BEGIN
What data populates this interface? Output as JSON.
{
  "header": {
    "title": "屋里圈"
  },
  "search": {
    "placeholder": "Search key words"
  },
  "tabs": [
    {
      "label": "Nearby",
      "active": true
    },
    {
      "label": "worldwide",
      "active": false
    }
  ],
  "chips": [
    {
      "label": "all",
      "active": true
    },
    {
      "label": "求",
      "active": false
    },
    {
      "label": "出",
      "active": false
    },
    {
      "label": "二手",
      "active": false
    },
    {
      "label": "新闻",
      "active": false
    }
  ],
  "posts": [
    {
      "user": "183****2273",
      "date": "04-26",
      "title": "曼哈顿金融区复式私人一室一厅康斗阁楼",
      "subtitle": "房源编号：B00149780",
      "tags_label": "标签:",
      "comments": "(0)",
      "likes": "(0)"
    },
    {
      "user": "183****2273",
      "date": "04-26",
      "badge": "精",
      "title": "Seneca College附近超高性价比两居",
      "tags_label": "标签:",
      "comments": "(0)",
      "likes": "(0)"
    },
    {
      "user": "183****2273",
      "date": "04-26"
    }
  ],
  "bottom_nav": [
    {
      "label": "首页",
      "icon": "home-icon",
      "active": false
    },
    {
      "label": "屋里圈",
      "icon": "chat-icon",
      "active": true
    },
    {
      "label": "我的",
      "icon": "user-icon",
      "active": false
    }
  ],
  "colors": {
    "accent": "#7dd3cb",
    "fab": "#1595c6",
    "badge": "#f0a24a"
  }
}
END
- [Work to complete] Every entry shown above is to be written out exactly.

- [Task response]
What data populates this interface? Output as JSON.
{
  "header": {
    "title": "屋里圈"
  },
  "search": {
    "placeholder": "Search key words"
  },
  "tabs": [
    {
      "label": "Nearby",
      "active": true
    },
    {
      "label": "worldwide",
      "active": false
    }
  ],
  "chips": [
    {
      "label": "all",
      "active": true
    },
    {
      "label": "求",
      "active": false
    },
    {
      "label": "出",
      "active": false
    },
    {
      "label": "二手",
      "active": false
    },
    {
      "label": "新闻",
      "active": false
    }
  ],
  "posts": [
    {
      "user": "183****2273",
      "date": "04-26",
      "title": "曼哈顿金融区复式私人一室一厅康斗阁楼",
      "subtitle": "房源编号：B00149780",
      "tags_label": "标签:",
      "comments": "(0)",
      "likes": "(0)"
    },
    {
      "user": "183****2273",
      "date": "04-26",
      "badge": "精",
      "title": "Seneca College附近超高性价比两居",
      "tags_label": "标签:",
      "comments": "(0)",
      "likes": "(0)"
    },
    {
      "user": "183****2273",
      "date": "04-26"
    }
  ],
  "bottom_nav": [
    {
      "label": "首页",
      "icon": "home-icon",
      "active": false
    },
    {
      "label": "屋里圈",
      "icon": "chat-icon",
      "active": true
    },
    {
      "label": "我的",
      "icon": "user-icon",
      "active": false
    }
  ],
  "colors": {
    "accent": "#7dd3cb",
    "fab": "#1595c6",
    "badge": "#f0a24a"
  }
}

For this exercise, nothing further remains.